Items from an interface collection:
═══
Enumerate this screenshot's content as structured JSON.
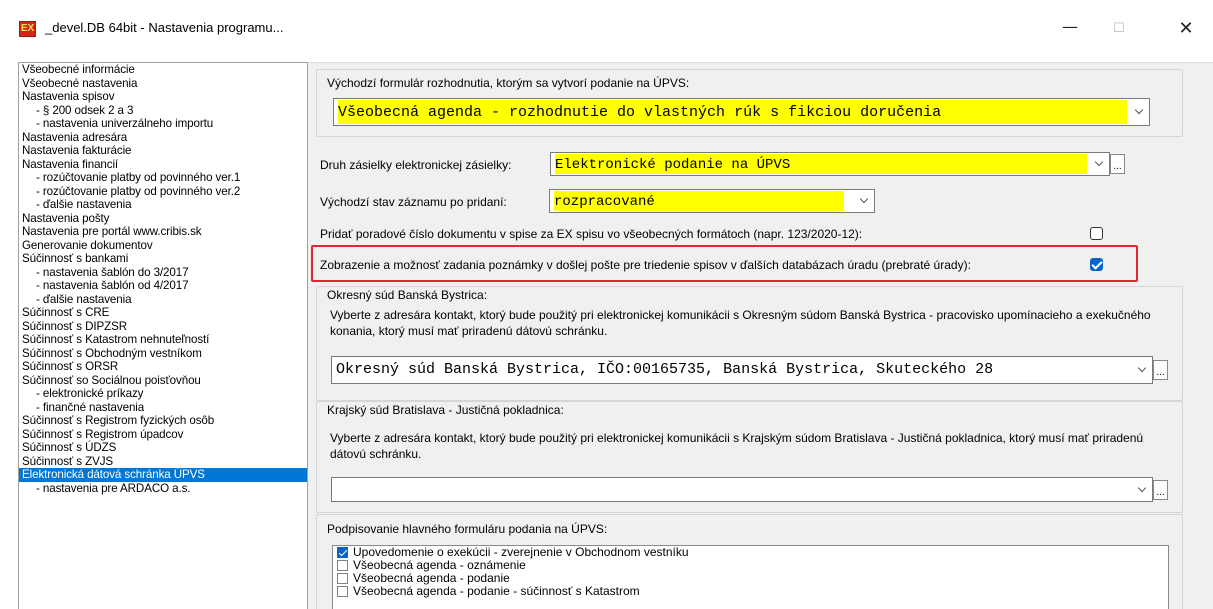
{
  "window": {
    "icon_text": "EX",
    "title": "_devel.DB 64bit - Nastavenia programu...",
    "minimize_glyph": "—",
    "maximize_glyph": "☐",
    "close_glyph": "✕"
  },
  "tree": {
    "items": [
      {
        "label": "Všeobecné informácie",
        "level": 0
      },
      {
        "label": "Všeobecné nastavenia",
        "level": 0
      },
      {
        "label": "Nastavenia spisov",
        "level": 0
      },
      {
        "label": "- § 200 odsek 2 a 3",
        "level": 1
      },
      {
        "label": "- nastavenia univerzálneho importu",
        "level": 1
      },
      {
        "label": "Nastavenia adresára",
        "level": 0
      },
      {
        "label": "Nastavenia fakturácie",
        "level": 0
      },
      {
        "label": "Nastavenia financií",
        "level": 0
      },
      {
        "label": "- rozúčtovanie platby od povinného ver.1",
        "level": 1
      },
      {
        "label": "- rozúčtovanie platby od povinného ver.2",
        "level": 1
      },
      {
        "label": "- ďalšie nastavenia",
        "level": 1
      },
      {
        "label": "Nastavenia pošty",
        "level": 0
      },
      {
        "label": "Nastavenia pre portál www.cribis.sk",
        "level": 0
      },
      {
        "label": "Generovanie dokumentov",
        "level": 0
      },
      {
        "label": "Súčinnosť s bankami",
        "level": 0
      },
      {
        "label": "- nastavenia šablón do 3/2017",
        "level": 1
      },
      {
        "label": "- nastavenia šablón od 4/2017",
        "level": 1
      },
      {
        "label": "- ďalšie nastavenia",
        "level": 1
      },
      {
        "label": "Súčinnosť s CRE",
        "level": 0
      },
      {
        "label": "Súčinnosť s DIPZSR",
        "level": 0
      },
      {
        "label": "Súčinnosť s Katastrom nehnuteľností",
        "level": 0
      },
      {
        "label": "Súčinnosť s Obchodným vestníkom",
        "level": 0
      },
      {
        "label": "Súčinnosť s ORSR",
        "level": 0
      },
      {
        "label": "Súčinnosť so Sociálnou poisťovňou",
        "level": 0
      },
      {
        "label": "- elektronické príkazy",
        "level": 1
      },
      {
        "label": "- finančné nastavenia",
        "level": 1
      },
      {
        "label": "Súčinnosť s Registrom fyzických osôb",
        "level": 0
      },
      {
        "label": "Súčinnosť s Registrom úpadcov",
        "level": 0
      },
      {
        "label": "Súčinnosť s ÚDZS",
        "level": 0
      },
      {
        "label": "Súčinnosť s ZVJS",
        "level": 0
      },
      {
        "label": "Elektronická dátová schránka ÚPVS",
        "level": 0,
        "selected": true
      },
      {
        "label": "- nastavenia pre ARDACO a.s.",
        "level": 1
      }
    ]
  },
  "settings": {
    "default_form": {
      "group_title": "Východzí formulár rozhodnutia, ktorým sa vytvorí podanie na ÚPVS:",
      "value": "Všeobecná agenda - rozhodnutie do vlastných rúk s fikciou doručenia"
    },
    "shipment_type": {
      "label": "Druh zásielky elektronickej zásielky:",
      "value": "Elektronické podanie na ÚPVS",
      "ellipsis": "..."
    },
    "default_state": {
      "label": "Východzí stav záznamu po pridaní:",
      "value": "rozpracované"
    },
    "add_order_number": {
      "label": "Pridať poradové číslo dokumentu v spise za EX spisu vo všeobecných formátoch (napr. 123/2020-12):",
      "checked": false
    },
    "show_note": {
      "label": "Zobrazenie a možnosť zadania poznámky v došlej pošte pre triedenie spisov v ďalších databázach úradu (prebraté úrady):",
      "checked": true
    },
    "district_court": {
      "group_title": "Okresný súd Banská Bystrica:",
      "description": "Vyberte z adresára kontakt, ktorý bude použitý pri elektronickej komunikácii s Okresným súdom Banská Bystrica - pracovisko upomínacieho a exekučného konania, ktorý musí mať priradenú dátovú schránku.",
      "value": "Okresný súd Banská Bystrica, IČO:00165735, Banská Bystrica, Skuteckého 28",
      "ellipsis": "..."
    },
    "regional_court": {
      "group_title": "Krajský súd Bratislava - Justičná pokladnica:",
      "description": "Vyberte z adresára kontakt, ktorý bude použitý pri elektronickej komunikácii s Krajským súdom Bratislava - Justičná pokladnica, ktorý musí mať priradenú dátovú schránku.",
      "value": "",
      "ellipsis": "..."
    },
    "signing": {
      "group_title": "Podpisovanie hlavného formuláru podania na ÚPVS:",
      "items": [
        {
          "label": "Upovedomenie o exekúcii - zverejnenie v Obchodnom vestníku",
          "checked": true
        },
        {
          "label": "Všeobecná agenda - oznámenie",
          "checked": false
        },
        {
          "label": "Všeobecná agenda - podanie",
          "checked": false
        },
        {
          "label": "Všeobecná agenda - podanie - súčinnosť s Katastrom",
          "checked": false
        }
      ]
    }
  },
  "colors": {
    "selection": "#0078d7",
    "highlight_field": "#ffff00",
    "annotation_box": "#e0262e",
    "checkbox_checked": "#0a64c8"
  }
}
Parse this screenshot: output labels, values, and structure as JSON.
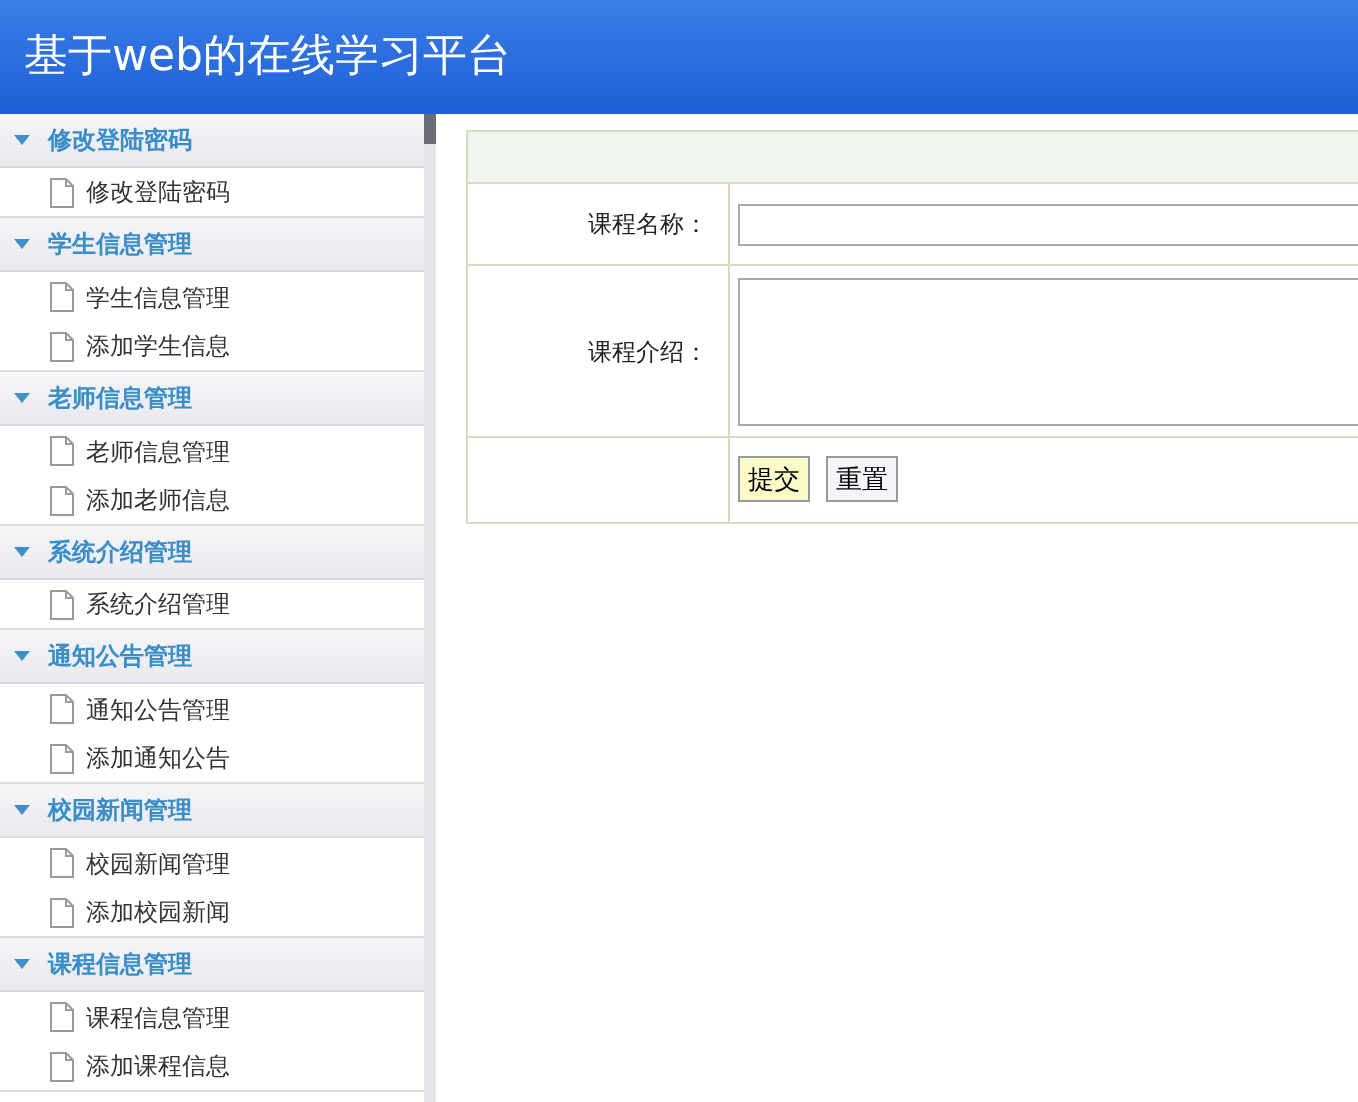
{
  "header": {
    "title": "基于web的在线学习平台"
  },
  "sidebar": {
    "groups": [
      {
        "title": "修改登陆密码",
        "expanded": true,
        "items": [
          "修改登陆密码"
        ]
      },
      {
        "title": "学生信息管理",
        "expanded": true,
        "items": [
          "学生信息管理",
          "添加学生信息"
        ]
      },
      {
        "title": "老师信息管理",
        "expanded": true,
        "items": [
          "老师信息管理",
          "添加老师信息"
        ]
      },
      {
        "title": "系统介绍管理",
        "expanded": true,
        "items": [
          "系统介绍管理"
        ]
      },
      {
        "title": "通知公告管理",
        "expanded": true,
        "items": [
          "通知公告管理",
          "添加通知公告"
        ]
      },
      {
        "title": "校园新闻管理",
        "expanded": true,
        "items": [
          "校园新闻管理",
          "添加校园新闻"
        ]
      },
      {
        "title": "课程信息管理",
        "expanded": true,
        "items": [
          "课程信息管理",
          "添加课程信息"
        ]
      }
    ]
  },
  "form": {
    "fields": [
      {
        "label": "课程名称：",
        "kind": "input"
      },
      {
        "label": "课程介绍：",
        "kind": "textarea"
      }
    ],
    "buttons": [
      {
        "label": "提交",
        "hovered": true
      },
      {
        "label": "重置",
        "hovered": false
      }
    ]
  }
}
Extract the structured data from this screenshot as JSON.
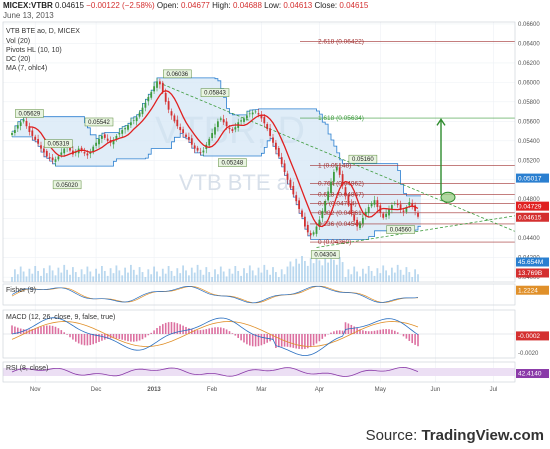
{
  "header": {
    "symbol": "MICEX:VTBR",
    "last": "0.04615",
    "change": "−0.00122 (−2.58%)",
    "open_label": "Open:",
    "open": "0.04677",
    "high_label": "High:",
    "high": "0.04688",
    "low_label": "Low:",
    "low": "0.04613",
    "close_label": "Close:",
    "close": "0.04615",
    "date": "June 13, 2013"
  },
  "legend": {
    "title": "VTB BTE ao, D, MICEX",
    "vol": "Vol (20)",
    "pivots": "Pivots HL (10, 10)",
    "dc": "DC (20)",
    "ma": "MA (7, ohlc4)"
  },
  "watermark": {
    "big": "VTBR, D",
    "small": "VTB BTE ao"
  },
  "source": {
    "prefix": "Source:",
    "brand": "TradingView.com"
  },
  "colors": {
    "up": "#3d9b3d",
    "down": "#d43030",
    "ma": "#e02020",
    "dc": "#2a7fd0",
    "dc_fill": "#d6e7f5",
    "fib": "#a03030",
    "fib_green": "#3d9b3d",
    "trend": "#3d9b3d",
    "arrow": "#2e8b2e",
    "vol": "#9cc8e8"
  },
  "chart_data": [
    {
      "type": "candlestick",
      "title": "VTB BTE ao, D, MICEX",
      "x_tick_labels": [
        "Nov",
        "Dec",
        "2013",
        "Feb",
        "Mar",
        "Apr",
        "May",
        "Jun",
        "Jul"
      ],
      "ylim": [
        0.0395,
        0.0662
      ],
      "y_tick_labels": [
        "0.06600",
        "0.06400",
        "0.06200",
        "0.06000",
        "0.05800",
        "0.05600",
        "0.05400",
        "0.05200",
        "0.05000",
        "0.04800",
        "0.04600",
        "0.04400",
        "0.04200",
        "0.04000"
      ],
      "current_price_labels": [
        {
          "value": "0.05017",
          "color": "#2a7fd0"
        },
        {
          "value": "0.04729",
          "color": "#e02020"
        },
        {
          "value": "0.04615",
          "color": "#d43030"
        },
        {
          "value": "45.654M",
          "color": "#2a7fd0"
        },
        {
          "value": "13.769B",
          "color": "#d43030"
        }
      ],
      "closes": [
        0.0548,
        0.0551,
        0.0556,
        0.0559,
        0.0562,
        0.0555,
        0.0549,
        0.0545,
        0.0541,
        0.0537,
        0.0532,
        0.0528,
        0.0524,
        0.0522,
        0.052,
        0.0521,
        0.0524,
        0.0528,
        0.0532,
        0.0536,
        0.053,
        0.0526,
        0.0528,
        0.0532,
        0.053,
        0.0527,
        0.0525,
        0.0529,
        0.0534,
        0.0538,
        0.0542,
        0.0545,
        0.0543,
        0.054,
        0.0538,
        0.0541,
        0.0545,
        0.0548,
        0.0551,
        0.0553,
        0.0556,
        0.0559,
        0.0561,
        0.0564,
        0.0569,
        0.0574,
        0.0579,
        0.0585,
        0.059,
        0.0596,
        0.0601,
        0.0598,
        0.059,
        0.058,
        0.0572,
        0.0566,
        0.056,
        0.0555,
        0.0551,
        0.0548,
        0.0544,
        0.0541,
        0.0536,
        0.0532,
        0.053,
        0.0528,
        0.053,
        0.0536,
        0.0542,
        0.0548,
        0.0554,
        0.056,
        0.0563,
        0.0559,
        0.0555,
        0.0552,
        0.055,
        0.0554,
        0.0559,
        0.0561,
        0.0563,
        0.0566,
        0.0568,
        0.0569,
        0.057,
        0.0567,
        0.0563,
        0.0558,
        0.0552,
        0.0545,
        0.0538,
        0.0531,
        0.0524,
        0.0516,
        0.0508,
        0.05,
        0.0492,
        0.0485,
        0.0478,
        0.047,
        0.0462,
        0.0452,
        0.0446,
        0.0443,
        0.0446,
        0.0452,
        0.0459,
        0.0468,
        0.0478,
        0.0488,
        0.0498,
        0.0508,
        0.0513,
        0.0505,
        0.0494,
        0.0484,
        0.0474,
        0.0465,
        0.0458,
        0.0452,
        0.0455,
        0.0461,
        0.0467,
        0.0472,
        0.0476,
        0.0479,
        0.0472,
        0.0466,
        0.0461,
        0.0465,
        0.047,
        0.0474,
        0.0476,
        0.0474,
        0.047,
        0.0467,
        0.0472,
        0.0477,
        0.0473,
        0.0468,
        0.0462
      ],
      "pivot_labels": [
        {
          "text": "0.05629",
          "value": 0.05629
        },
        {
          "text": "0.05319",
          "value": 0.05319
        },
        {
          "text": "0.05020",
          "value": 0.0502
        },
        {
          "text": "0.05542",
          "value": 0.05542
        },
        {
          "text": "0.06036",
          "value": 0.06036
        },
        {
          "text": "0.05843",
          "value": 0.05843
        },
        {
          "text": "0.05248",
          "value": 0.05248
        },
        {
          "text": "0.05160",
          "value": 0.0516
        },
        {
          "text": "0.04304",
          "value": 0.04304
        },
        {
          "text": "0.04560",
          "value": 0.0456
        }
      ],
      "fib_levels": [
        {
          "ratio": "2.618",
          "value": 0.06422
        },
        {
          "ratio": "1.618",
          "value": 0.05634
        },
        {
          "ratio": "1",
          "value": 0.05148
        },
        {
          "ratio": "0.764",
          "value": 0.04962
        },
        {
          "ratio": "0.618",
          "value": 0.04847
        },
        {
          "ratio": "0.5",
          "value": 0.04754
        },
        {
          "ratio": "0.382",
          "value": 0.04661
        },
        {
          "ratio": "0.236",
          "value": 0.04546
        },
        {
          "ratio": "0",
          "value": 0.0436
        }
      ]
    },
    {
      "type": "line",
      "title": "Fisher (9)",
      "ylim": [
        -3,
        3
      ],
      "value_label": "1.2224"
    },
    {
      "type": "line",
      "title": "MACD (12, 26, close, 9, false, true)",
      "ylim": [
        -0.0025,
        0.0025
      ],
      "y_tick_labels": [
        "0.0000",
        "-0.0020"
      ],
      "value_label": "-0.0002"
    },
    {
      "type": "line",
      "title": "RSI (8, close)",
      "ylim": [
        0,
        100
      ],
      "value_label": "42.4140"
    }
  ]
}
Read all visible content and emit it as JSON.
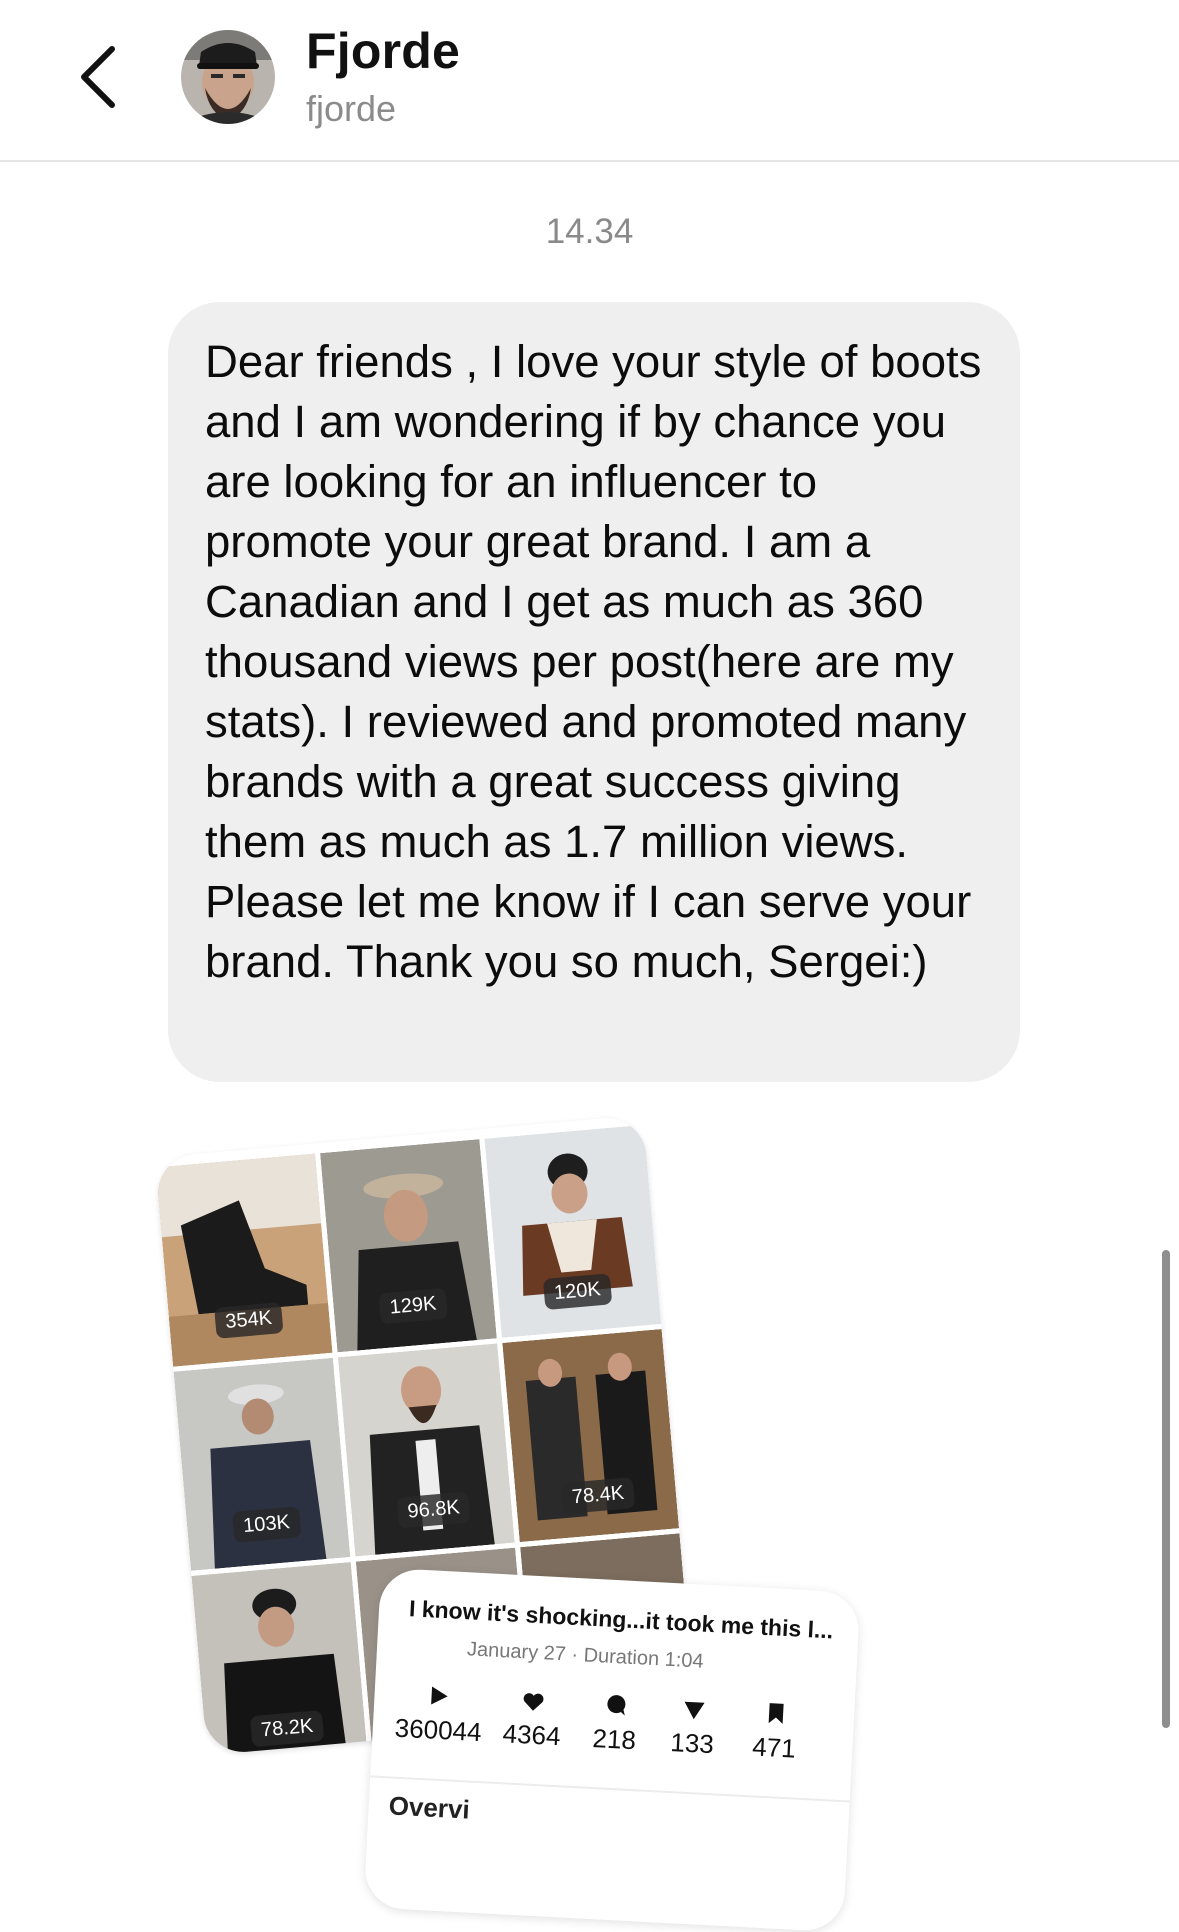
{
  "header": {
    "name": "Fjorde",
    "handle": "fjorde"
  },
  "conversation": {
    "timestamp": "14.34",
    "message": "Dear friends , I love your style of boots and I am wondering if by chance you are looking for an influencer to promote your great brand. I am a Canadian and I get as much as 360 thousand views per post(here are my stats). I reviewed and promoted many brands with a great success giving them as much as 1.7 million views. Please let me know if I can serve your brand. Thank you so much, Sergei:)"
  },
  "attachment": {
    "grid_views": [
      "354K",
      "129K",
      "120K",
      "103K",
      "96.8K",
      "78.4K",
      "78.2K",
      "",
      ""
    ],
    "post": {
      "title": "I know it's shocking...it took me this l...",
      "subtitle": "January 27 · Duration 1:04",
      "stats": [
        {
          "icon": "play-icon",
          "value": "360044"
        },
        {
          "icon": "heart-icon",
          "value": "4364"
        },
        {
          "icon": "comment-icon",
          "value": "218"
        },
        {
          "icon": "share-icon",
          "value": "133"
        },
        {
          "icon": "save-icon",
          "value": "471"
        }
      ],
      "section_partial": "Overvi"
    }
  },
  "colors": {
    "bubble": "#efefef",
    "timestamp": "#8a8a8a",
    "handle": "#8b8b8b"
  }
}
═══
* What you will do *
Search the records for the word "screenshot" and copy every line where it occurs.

* Response *
Enumerate this screenshot's content as structured JSON.
Parse this screenshot: output labels, values, and structure as JSON.
Extract the structured data from this screenshot as JSON.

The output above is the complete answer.